collected from the arching flower sprays can give you many new
varieties – this is the method by which new types of Echeveria
hybrids are formed.
use all of these methods as you gain in confidence. You will never
get 100% success – even professional horticulturists rarely have
perfect success. I've found I have great results by propagating my
own plants as I have the most control over the health of the parent
plants, however, I would never turn down a small piece of any
succulent plant to try and propagate.
What you will need – pots, soil and tools
The Right Pots and Containers
gardener, indoors or out, seems to accumulate a selection of pots.
Succulent plants having shallow roots require a shorter soil column
in a lower pot or flat to enable the soil to completely dry as
deeper the soil the more risk that the lower levels will stay too
damp and cause the fatal condition of root rot. Over watering is the
number one cause of succulent plant death, so this is a very
important point. Using shallower pots is a definite advantage when
propagating succulents, but use what you have available. I routinely
use 1020 open flats which only have a soil depth of 5cm (2”) or
less, perfect for shallow root systems.
I use a
bagged potting soil which has additional drainage materials in it.
You can use a soilless mix customized for cacti or add more perlite
and pumice to a regular houseplant mix. Avoid any soilless mix which
has added fertilizer, or manure based soils and keep in mind that
Echeveria don't enjoy lime in the soil. Other than that, good
drainage is the mantra.
larger numbers of propagation I use a 1020 open flat, filled to the
top with the soil. Don't use any kind of broken pottery, gravel or
other drainage material as this can actually prevent the water from
draining properly as well as being a management nightmare when you
dump the soil after the propagation cycle.
containers you can use are virtually anything that will hold soil, as
long as there are drainage holes. I've used styrofoam egg cartons,
milk cartons and so on, with a drain hole punched in the bottom, of
course. These work well for a single use, then can be sent to the
any containers you are re-using with a 10% bleach solution to kill
any pathogens, or wash with dish detergent and hot water.
re-use the soil from one cycle to the next – use the old soil in
the garden compost pile or for larger containers to prevent any
pathogens from accumulating.
Tools for successful propagating
knife or sharp scalpel is perfect to slice cleanly through
the stems when taking cuttings or removing a single leaf.
a whole rosette is easier with a sharp pair of bonsai scissors. Aim for a clean
cut without crushing – it's not recommended to use anvil type
pruners for this reason.
your tools is important so as not to contaminate the plants you
propagate. Although most succulents are resilient and pest
resistant, an open wound left from propagating is an open invitation
to pathogens. I use a small container of rubbing alcohol between
cuts to sterilize the tools if I feel that this is necessary.

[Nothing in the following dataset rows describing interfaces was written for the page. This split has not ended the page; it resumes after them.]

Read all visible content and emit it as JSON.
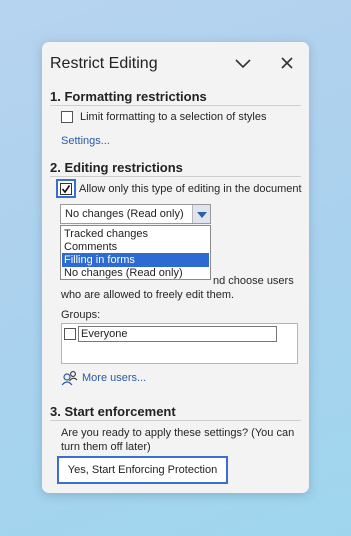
{
  "panel": {
    "title": "Restrict Editing",
    "collapse_icon": "chevron-down-icon",
    "close_icon": "close-icon"
  },
  "formatting": {
    "heading": "1. Formatting restrictions",
    "limit_label": "Limit formatting to a selection of styles",
    "limit_checked": false,
    "settings_link": "Settings..."
  },
  "editing": {
    "heading": "2. Editing restrictions",
    "allow_label": "Allow only this type of editing in the document",
    "allow_checked": true,
    "selected_value": "No changes (Read only)",
    "options": [
      "Tracked changes",
      "Comments",
      "Filling in forms",
      "No changes (Read only)"
    ],
    "highlighted_option": "Filling in forms",
    "exceptions_text_line1": "nd choose users",
    "exceptions_text_line2": "who are allowed to freely edit them.",
    "groups_label": "Groups:",
    "group_name": "Everyone",
    "more_users_link": "More users..."
  },
  "enforcement": {
    "heading": "3. Start enforcement",
    "prompt_line1": "Are you ready to apply these settings? (You can",
    "prompt_line2": "turn them off later)",
    "button_label": "Yes, Start Enforcing Protection"
  },
  "colors": {
    "accent": "#3b6ed4",
    "link": "#2b5aa8",
    "selection": "#2d6ad1"
  }
}
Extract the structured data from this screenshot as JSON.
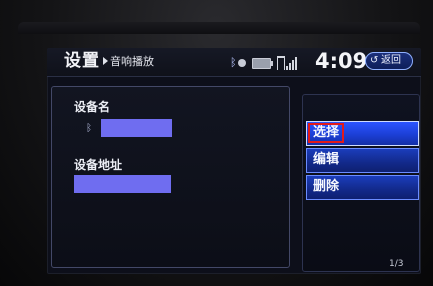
{
  "header": {
    "title": "设置",
    "breadcrumb": "音响播放",
    "clock": "4:09",
    "back_label": "返回"
  },
  "info": {
    "device_name_label": "设备名",
    "device_address_label": "设备地址",
    "device_name_value": "",
    "device_address_value": ""
  },
  "menu": {
    "items": [
      {
        "label": "选择",
        "selected": true
      },
      {
        "label": "编辑",
        "selected": false
      },
      {
        "label": "删除",
        "selected": false
      }
    ]
  },
  "pagination": {
    "indicator": "1/3"
  },
  "colors": {
    "accent_blue": "#1c3fd6",
    "highlight_red": "#e21a1a",
    "redacted_bar": "#6f6df0"
  }
}
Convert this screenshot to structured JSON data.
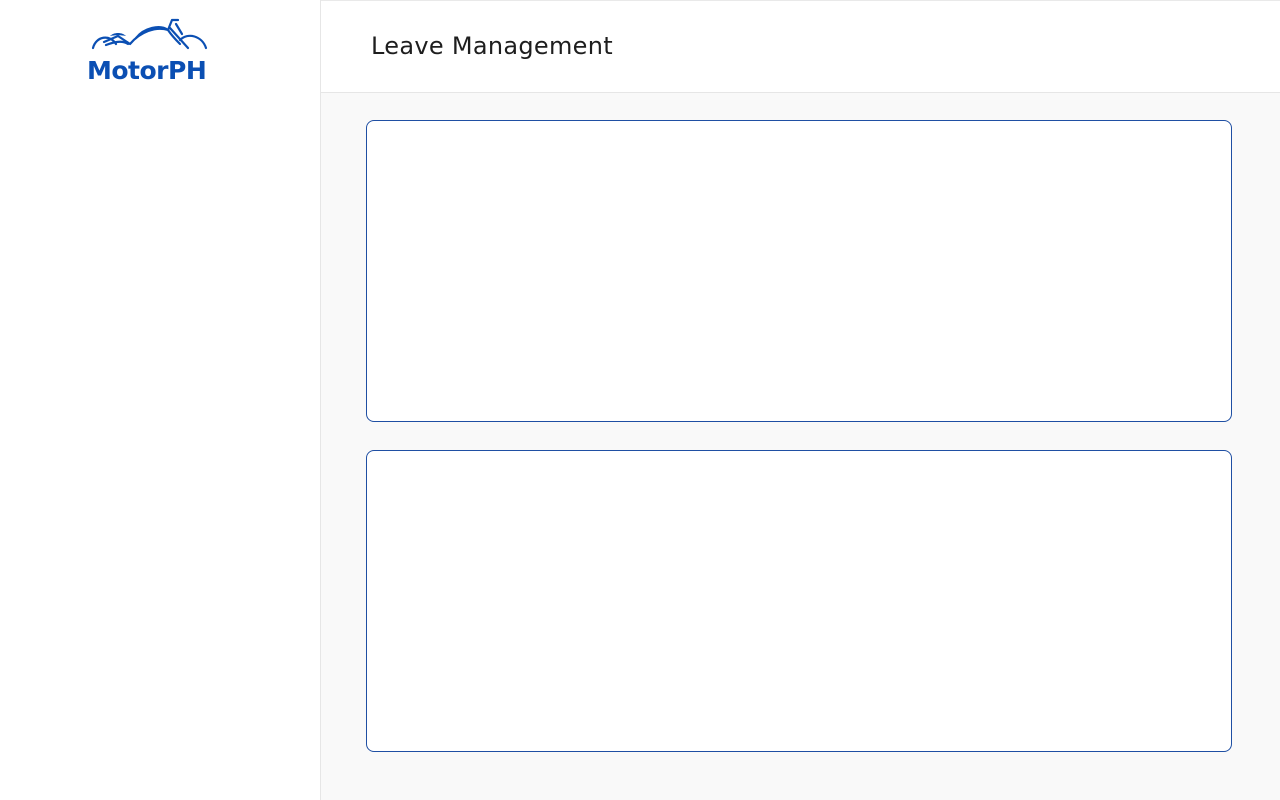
{
  "brand": {
    "name": "MotorPH",
    "color": "#0b4fb3"
  },
  "header": {
    "title": "Leave Management"
  },
  "colors": {
    "panel_border": "#1f4fa3",
    "main_background": "#f9f9f9",
    "title_text": "#1e1e1e"
  },
  "panels": [
    {
      "id": "panel-1"
    },
    {
      "id": "panel-2"
    }
  ]
}
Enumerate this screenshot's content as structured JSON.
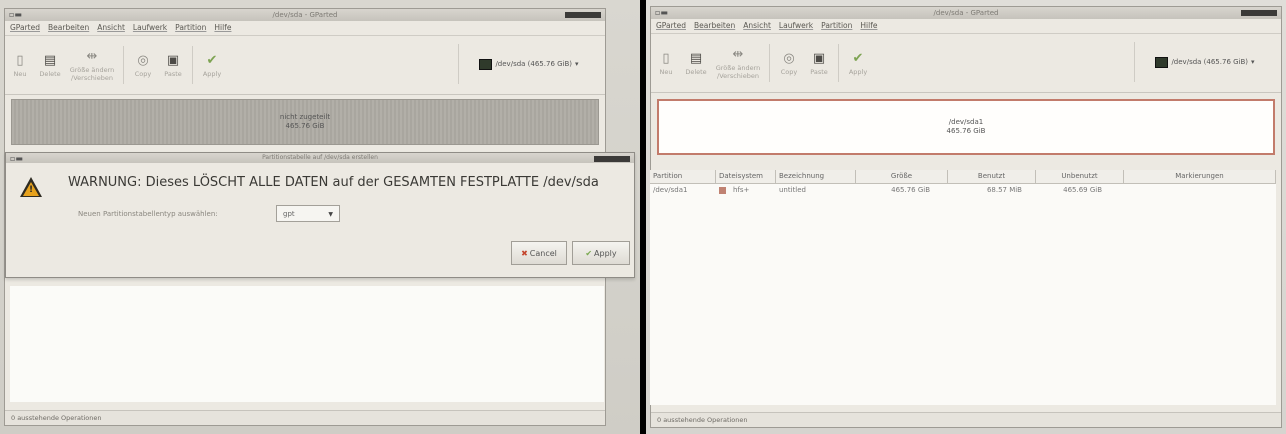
{
  "menu": [
    "GParted",
    "Bearbeiten",
    "Ansicht",
    "Laufwerk",
    "Partition",
    "Hilfe"
  ],
  "window": {
    "title": "/dev/sda - GParted",
    "controls_icon": "window-controls-icon"
  },
  "toolbar": {
    "new": "Neu",
    "delete": "Delete",
    "resize_line1": "Größe ändern",
    "resize_line2": "/Verschieben",
    "copy": "Copy",
    "paste": "Paste",
    "apply": "Apply"
  },
  "device": {
    "label": "/dev/sda  (465.76 GiB)",
    "arrow": "▾"
  },
  "left_panel": {
    "graph_line1": "nicht zugeteilt",
    "graph_line2": "465.76 GiB",
    "status": "0 ausstehende Operationen",
    "dialog": {
      "title": "Partitionstabelle auf /dev/sda erstellen",
      "warning": "WARNUNG:  Dieses LÖSCHT ALLE DATEN auf der GESAMTEN FESTPLATTE /dev/sda",
      "type_label": "Neuen Partitionstabellentyp auswählen:",
      "type_value": "gpt",
      "cancel": "Cancel",
      "apply": "Apply"
    }
  },
  "right_panel": {
    "graph_line1": "/dev/sda1",
    "graph_line2": "465.76 GiB",
    "status": "0 ausstehende Operationen",
    "columns": [
      "Partition",
      "Dateisystem",
      "Bezeichnung",
      "Größe",
      "Benutzt",
      "Unbenutzt",
      "Markierungen"
    ],
    "rows": [
      {
        "partition": "/dev/sda1",
        "filesystem": "hfs+",
        "label": "untitled",
        "size": "465.76 GiB",
        "used": "68.57 MiB",
        "unused": "465.69 GiB",
        "flags": ""
      }
    ]
  },
  "colors": {
    "fs_hfs": "#c08272",
    "graph_border": "#c27b6b",
    "warn": "#e6a21e"
  }
}
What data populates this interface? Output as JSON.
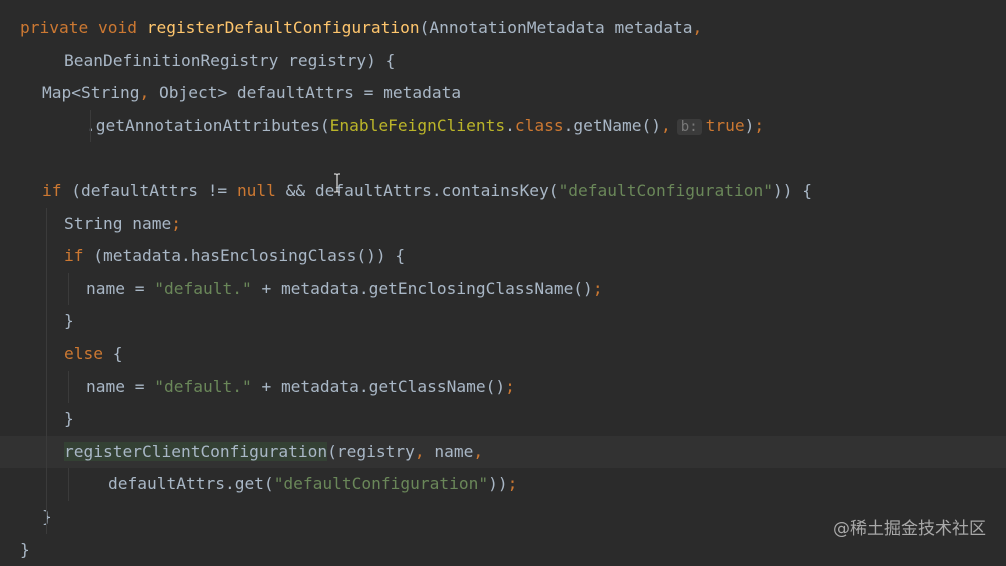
{
  "editor": {
    "lines": [
      {
        "indent": 0,
        "current": false,
        "tokens": [
          {
            "t": "private void ",
            "c": "kw"
          },
          {
            "t": "registerDefaultConfiguration",
            "c": "fn"
          },
          {
            "t": "(AnnotationMetadata metadata",
            "c": "txt"
          },
          {
            "t": ",",
            "c": "kw"
          }
        ]
      },
      {
        "indent": 4,
        "current": false,
        "tokens": [
          {
            "t": "BeanDefinitionRegistry registry) {",
            "c": "txt"
          }
        ]
      },
      {
        "indent": 2,
        "current": false,
        "tokens": [
          {
            "t": "Map<String",
            "c": "txt"
          },
          {
            "t": ", ",
            "c": "kw"
          },
          {
            "t": "Object> defaultAttrs = metadata",
            "c": "txt"
          }
        ]
      },
      {
        "indent": 6,
        "current": false,
        "tokens": [
          {
            "t": ".getAnnotationAttributes(",
            "c": "txt"
          },
          {
            "t": "EnableFeignClients",
            "c": "ann"
          },
          {
            "t": ".",
            "c": "txt"
          },
          {
            "t": "class",
            "c": "kw"
          },
          {
            "t": ".getName()",
            "c": "txt"
          },
          {
            "t": ",",
            "c": "kw"
          },
          {
            "t": "b:",
            "c": "hint"
          },
          {
            "t": "true",
            "c": "kw"
          },
          {
            "t": ")",
            "c": "txt"
          },
          {
            "t": ";",
            "c": "kw"
          }
        ]
      },
      {
        "indent": 0,
        "current": false,
        "tokens": []
      },
      {
        "indent": 2,
        "current": false,
        "tokens": [
          {
            "t": "if ",
            "c": "kw"
          },
          {
            "t": "(defaultAttrs != ",
            "c": "txt"
          },
          {
            "t": "null",
            "c": "kw"
          },
          {
            "t": " && defaultAttrs.containsKey(",
            "c": "txt"
          },
          {
            "t": "\"defaultConfiguration\"",
            "c": "str"
          },
          {
            "t": ")) {",
            "c": "txt"
          }
        ]
      },
      {
        "indent": 4,
        "current": false,
        "tokens": [
          {
            "t": "String name",
            "c": "txt"
          },
          {
            "t": ";",
            "c": "kw"
          }
        ]
      },
      {
        "indent": 4,
        "current": false,
        "tokens": [
          {
            "t": "if ",
            "c": "kw"
          },
          {
            "t": "(metadata.hasEnclosingClass()) {",
            "c": "txt"
          }
        ]
      },
      {
        "indent": 6,
        "current": false,
        "tokens": [
          {
            "t": "name = ",
            "c": "txt"
          },
          {
            "t": "\"default.\"",
            "c": "str"
          },
          {
            "t": " + metadata.getEnclosingClassName()",
            "c": "txt"
          },
          {
            "t": ";",
            "c": "kw"
          }
        ]
      },
      {
        "indent": 4,
        "current": false,
        "tokens": [
          {
            "t": "}",
            "c": "txt"
          }
        ]
      },
      {
        "indent": 4,
        "current": false,
        "tokens": [
          {
            "t": "else ",
            "c": "kw"
          },
          {
            "t": "{",
            "c": "txt"
          }
        ]
      },
      {
        "indent": 6,
        "current": false,
        "tokens": [
          {
            "t": "name = ",
            "c": "txt"
          },
          {
            "t": "\"default.\"",
            "c": "str"
          },
          {
            "t": " + metadata.getClassName()",
            "c": "txt"
          },
          {
            "t": ";",
            "c": "kw"
          }
        ]
      },
      {
        "indent": 4,
        "current": false,
        "tokens": [
          {
            "t": "}",
            "c": "txt"
          }
        ]
      },
      {
        "indent": 4,
        "current": true,
        "tokens": [
          {
            "t": "registerClientConfiguration",
            "c": "hl-call"
          },
          {
            "t": "(registry",
            "c": "txt"
          },
          {
            "t": ", ",
            "c": "kw"
          },
          {
            "t": "name",
            "c": "txt"
          },
          {
            "t": ",",
            "c": "kw"
          }
        ]
      },
      {
        "indent": 8,
        "current": false,
        "tokens": [
          {
            "t": "defaultAttrs.get(",
            "c": "txt"
          },
          {
            "t": "\"defaultConfiguration\"",
            "c": "str"
          },
          {
            "t": "))",
            "c": "txt"
          },
          {
            "t": ";",
            "c": "kw"
          }
        ]
      },
      {
        "indent": 2,
        "current": false,
        "tokens": [
          {
            "t": "}",
            "c": "txt"
          }
        ]
      },
      {
        "indent": 0,
        "current": false,
        "tokens": [
          {
            "t": "}",
            "c": "txt"
          }
        ]
      }
    ]
  },
  "watermark": {
    "text": "@稀土掘金技术社区"
  },
  "cursor": {
    "icon": "text-cursor-icon"
  }
}
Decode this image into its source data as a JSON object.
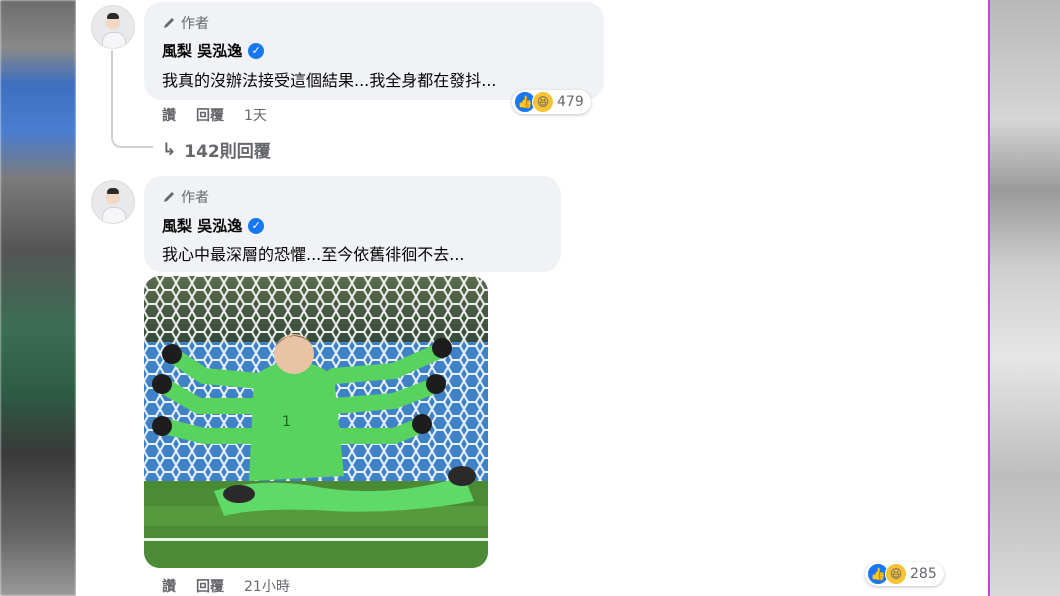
{
  "comments": [
    {
      "author_tag": "作者",
      "name": "風梨 吳泓逸",
      "text": "我真的沒辦法接受這個結果...我全身都在發抖...",
      "actions": {
        "like": "讚",
        "reply": "回覆",
        "time": "1天"
      },
      "reactions": {
        "count": "479",
        "types": [
          "like-icon",
          "haha-icon"
        ]
      },
      "replies_label": "142則回覆"
    },
    {
      "author_tag": "作者",
      "name": "風梨 吳泓逸",
      "text": "我心中最深層的恐懼...至今依舊徘徊不去...",
      "actions": {
        "like": "讚",
        "reply": "回覆",
        "time": "21小時"
      },
      "reactions": {
        "count": "285",
        "types": [
          "like-icon",
          "haha-icon"
        ]
      }
    }
  ],
  "colors": {
    "bubble": "#f0f2f5",
    "secondary_text": "#65676b",
    "verified": "#1877f2",
    "like": "#1877f2",
    "haha": "#f7c233",
    "goalkeeper_kit": "#58d35e"
  }
}
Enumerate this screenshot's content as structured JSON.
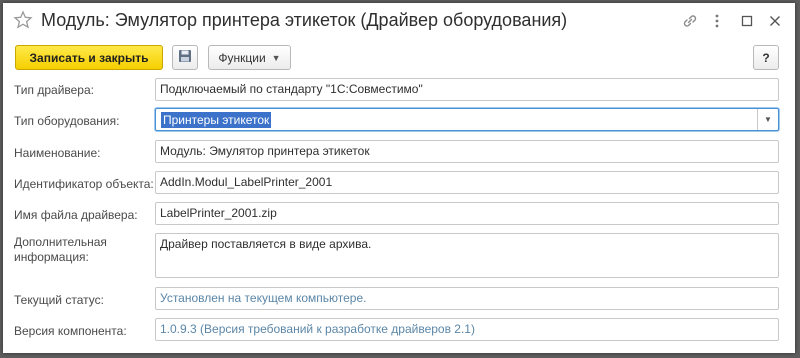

spade or shovel or a large serrated knife are
perfect for the division of large hardy succulents such as Sedum
There's a lot more where that came from - the Succulent Plant Propagation E-Book. Want your own copy? Buy it here.